Easily store and display tweets from a set of users or tweets about a given topic
django-carson makes it easy to store and display tweets from a set of users or tweets about a given topic.
For an idea of how django-carson can be used, take a look at TweetNevada.
The basic idea is you’ll have a set of Twitter accounts you want to follow (e.g., Nevada lawmakers) and a set of common hashtags and/or keywords (e.g., #nvleg) used by the community to engage in a collective conversation about a given topic. When combined on the same page, you get a very interesting and dynamic conversation taking place.
$ mkvirtualenv --no-site-packages example_website $ pip install django-carson
Add carson to your INSTALLED_APPS
Create the database tables with syncdb (or migrate carson if you use South)
To access the Twitter Streaming API, you must first create the appropriate tokens.
First, create a new application. Then, click “Create my access token.”
Add the following values to settings.py
- “Consumer key” → CONSUMER_KEY
- “Consumer secret” → CONSUMER_SECRET
- “Access token” → TOKEN_KEY
- “Access token secret” → TOKEN_SECRET
Via the admin interface, add your accounts and hashtags/keywords.
Note: You’re not required to add both accounts and hashtags/keywords. If you want, you could design a site that only stored hashtag mentions or only tweets sent by your given set of users.
If you added any accounts, you must either run ./manage.py lookup_twitter_ids or use the “Lookup Twitter IDs” admin action before the next step will work. If you only added hashtags or keywords, you don’t need to do this.

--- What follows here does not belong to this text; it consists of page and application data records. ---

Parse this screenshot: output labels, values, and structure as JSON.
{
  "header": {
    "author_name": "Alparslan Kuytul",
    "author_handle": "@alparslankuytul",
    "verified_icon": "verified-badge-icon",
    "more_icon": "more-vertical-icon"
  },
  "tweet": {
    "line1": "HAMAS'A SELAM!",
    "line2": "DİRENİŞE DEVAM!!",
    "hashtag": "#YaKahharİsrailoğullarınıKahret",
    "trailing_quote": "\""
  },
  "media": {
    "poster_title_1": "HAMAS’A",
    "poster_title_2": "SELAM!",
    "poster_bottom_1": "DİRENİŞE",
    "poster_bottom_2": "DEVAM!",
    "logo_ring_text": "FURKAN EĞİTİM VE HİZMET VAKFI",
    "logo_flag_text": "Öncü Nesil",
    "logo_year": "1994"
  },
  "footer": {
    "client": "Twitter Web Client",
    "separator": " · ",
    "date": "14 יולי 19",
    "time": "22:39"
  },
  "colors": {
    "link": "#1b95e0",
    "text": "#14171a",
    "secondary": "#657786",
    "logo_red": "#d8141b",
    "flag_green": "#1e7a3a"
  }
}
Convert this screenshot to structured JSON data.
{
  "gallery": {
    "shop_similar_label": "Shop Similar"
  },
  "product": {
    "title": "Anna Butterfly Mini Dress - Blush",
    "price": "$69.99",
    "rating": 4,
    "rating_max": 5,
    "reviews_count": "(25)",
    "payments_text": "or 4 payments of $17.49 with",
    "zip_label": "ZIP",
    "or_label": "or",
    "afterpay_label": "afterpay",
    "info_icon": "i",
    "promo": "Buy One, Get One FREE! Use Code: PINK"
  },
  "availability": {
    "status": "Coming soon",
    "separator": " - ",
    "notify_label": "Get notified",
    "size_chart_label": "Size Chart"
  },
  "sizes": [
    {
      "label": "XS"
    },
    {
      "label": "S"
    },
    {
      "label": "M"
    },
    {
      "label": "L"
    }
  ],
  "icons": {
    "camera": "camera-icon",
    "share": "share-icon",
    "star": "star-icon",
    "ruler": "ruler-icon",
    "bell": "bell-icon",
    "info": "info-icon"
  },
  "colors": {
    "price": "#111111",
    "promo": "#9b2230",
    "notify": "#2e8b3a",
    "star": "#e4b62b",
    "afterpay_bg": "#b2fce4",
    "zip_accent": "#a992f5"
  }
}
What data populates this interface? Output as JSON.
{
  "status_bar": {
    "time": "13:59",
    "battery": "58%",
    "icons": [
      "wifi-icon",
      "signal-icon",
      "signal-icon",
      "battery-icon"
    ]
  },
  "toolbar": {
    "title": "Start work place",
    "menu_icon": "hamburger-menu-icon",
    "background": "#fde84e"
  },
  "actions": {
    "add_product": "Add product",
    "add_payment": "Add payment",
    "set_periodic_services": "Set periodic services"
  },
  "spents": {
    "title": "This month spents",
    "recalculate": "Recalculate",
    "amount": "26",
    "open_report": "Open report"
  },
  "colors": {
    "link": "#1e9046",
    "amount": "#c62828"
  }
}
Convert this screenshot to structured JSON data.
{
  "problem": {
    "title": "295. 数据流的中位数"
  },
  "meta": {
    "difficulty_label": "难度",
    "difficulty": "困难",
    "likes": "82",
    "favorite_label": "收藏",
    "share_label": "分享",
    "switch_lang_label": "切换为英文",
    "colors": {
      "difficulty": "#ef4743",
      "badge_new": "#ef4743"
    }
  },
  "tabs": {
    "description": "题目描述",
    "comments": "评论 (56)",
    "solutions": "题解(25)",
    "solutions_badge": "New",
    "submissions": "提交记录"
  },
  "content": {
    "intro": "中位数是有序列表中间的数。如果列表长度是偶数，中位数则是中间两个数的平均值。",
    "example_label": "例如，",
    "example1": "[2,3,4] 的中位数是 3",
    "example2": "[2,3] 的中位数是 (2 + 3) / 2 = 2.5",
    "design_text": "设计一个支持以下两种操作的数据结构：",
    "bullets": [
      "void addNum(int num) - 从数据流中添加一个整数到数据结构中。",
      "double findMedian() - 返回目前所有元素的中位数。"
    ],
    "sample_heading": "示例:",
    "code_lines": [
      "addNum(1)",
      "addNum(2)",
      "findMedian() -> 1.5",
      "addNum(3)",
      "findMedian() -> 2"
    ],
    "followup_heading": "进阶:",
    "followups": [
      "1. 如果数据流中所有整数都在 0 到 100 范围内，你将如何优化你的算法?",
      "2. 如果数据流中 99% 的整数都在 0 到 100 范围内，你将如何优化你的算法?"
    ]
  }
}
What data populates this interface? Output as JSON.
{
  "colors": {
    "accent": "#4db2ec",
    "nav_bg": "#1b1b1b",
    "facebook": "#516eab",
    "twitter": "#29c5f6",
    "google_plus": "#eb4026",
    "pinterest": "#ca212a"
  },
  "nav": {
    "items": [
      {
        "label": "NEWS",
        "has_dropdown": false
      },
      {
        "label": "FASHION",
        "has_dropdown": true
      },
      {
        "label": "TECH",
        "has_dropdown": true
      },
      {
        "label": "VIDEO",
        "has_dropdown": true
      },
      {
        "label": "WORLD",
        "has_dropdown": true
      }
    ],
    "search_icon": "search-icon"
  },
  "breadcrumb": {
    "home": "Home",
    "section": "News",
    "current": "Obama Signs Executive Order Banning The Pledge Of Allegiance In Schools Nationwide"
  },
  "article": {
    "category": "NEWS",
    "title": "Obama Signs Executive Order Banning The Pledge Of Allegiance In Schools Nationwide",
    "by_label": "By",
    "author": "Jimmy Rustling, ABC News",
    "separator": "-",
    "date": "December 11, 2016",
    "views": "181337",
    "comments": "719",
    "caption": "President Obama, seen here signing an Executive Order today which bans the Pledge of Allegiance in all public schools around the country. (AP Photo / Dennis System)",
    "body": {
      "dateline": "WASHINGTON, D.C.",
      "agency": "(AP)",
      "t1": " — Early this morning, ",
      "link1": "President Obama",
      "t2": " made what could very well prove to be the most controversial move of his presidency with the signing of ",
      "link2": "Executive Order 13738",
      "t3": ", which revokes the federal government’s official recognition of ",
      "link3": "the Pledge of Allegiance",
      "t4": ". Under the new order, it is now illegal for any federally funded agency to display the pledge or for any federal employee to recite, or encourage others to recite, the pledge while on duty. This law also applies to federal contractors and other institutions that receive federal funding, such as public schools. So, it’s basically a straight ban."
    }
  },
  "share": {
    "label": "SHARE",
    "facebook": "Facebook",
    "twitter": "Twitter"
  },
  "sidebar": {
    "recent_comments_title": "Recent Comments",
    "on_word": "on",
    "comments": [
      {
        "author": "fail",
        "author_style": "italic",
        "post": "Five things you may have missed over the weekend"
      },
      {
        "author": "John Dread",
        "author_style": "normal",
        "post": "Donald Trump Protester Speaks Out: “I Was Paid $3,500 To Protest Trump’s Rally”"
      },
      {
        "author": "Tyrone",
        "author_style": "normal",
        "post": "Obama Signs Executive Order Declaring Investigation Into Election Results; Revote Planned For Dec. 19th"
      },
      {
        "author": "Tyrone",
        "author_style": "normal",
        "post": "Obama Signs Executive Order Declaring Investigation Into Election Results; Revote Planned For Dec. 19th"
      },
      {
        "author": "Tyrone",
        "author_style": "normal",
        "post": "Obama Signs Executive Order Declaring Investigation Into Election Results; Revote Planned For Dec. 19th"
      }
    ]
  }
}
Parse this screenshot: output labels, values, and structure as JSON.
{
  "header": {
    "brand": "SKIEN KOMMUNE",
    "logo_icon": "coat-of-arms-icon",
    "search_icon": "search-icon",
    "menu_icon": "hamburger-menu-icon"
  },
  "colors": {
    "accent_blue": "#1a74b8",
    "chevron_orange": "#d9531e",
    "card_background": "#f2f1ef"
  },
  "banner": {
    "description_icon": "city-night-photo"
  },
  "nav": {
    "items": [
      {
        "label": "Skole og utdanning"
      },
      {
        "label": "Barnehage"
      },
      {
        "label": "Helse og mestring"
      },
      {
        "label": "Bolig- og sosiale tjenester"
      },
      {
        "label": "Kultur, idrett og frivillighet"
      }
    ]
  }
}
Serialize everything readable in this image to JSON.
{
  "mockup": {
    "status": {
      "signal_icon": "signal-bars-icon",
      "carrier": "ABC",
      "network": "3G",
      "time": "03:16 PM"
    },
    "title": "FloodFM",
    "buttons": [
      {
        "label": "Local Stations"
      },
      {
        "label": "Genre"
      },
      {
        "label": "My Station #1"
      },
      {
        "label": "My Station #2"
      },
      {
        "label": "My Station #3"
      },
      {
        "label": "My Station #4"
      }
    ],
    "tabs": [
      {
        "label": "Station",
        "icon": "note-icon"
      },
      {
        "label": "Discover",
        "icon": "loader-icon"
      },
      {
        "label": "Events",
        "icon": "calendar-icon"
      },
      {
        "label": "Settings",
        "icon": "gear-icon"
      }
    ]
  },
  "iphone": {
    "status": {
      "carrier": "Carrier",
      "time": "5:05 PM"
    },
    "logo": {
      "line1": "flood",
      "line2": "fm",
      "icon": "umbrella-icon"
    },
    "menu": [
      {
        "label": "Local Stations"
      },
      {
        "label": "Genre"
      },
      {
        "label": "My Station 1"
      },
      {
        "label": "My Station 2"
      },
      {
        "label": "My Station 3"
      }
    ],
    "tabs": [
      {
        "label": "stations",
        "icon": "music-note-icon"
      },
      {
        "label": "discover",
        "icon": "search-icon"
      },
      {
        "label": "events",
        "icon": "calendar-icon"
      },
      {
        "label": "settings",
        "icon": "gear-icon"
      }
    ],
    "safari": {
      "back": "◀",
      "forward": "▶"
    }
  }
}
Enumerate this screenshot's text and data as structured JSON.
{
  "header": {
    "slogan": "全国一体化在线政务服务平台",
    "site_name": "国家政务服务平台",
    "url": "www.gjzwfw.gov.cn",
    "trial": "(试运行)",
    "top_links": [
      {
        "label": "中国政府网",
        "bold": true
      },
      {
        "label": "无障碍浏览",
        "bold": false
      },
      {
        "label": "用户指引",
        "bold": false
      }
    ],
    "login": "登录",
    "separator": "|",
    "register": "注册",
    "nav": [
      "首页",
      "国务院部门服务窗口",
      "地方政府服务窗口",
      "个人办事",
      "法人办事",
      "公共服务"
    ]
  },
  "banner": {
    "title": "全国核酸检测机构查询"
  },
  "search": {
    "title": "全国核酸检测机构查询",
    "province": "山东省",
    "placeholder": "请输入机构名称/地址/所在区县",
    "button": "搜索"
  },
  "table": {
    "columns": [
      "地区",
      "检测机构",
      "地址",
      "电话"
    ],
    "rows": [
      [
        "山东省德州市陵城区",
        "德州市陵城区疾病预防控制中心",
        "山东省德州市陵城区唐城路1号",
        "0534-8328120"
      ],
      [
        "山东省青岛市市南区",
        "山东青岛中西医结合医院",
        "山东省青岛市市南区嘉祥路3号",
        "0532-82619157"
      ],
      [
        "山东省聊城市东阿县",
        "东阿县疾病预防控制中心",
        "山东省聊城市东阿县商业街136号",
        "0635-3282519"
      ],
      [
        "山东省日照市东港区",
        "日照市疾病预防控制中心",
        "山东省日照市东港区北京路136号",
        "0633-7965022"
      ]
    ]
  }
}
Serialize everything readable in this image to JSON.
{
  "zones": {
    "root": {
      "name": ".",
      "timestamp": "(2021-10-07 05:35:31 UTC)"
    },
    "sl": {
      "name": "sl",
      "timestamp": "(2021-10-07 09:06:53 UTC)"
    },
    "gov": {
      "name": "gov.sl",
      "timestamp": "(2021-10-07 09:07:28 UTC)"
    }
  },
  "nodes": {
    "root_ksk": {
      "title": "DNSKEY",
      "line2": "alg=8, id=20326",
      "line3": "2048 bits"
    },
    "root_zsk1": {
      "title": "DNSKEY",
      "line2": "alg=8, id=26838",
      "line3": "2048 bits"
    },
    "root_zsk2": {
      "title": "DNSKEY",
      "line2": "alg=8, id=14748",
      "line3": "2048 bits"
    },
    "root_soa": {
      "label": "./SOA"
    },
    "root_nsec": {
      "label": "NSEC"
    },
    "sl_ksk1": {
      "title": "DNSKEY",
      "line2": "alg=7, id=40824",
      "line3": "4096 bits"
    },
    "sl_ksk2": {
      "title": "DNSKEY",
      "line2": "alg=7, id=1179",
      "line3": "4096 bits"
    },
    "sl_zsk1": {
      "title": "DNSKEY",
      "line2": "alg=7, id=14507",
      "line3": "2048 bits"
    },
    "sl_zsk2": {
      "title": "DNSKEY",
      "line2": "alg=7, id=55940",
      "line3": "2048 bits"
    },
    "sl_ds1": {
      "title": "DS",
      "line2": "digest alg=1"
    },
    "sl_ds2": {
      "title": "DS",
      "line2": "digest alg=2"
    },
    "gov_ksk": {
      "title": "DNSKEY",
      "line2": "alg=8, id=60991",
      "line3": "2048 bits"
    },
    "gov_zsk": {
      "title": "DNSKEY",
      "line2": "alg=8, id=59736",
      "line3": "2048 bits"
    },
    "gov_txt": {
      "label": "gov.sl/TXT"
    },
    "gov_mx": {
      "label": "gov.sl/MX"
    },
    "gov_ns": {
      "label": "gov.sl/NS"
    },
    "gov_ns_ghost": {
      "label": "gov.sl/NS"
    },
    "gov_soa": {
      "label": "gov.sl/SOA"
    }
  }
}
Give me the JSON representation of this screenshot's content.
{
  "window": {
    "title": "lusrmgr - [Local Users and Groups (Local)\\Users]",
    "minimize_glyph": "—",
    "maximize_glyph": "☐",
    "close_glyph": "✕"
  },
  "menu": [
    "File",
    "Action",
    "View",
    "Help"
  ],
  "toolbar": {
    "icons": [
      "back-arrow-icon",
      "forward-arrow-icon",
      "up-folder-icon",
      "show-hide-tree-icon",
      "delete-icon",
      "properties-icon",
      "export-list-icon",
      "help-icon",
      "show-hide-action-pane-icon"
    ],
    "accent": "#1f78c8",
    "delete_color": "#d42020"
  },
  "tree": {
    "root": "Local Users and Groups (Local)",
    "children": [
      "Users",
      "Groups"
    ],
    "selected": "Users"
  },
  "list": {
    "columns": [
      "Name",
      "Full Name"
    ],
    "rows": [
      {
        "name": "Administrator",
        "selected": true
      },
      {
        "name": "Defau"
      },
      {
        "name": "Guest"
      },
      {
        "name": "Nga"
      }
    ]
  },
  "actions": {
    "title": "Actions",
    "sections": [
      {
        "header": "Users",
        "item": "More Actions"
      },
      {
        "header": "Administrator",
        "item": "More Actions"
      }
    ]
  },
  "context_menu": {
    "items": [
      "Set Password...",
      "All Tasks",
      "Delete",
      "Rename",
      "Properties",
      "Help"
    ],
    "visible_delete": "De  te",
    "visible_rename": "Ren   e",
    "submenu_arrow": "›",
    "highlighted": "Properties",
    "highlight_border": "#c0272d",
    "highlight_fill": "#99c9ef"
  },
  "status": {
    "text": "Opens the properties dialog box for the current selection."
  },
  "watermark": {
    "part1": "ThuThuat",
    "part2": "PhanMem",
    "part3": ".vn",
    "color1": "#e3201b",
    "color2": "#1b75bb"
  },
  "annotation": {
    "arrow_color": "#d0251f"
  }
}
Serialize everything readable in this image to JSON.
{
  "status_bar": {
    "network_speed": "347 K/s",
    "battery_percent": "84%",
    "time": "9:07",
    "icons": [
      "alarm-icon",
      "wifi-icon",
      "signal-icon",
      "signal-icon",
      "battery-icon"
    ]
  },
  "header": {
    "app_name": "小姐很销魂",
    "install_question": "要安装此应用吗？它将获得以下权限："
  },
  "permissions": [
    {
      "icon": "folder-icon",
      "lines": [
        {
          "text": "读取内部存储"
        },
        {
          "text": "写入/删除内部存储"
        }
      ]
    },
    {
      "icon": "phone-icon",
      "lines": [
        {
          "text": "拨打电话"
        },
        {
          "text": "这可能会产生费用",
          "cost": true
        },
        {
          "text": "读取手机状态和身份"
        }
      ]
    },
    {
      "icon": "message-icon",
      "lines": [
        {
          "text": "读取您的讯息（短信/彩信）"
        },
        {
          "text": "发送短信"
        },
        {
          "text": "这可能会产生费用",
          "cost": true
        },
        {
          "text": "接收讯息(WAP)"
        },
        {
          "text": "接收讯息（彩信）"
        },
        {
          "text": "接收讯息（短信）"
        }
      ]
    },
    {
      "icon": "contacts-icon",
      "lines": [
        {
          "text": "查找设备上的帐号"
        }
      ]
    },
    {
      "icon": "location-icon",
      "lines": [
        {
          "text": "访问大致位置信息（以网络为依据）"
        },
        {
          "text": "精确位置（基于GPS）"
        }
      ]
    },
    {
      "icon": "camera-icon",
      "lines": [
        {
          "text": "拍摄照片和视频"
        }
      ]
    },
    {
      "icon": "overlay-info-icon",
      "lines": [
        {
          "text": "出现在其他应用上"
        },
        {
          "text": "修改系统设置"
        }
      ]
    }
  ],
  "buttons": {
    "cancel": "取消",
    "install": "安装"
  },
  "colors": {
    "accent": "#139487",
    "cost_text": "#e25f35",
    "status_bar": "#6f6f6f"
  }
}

$ ./manage.py get_tweets
This will open a connection to the Twitter Streaming API and immediately after one of your accounts posts a tweet or a tweet is created mentioning one of your tags, that tweet will be stored.
django-carson is only a bridge between Django and the Twitter Streaming API. It is the web developer’s job to wire up the views and templates needed to actually display the data.
The main entry point for any developer using carson is likely to be carson.models.Tweet. This model holds all tweets stored with get_tweets.
Each carson.models.Tweet object has four attributes:
- A ForeignKey pointing to the carson.models.Account that created the tweet, if applicable. Will be None if the tweet didn’t come from an account listed in carson.models.Account.
- The UTC timestamp of the tweet.
- The unique status id for each tweet. This is also in data[‘id’], but this allows an index to be created for it.
- Stores the complete JSON object associated with the tweet. You can see what all is included in this attribute here.
Attached to carson.models.Tweet are three managers:
- Returns a QuerySet of all tweets
- Returns only the tweets associated with a carson.models.Account. In other words, Tweet.account != None.
- Returns only the tweets not associated with a carson.models.Account. In other words, Tweet.account == None.
A simple index view exists in carson.views.index which grabs the 20 most recent trusted and untrusted tweets and renders carson/index.html (with the context variables trusted and untrusted). Might be useful if your website isn’t too complex.
If you seem to be having problems accessing the Twitter API, you can set HTTP_DEBUG to True in settings.py. By default it is False.
- 0.2 (October 5th, 2011)
- Use SSL for Streaming and REST APIs
- Document and test some utility methods
- Use requests for REST API calls
- 0.1 (August 9th, 2011)
- Initial release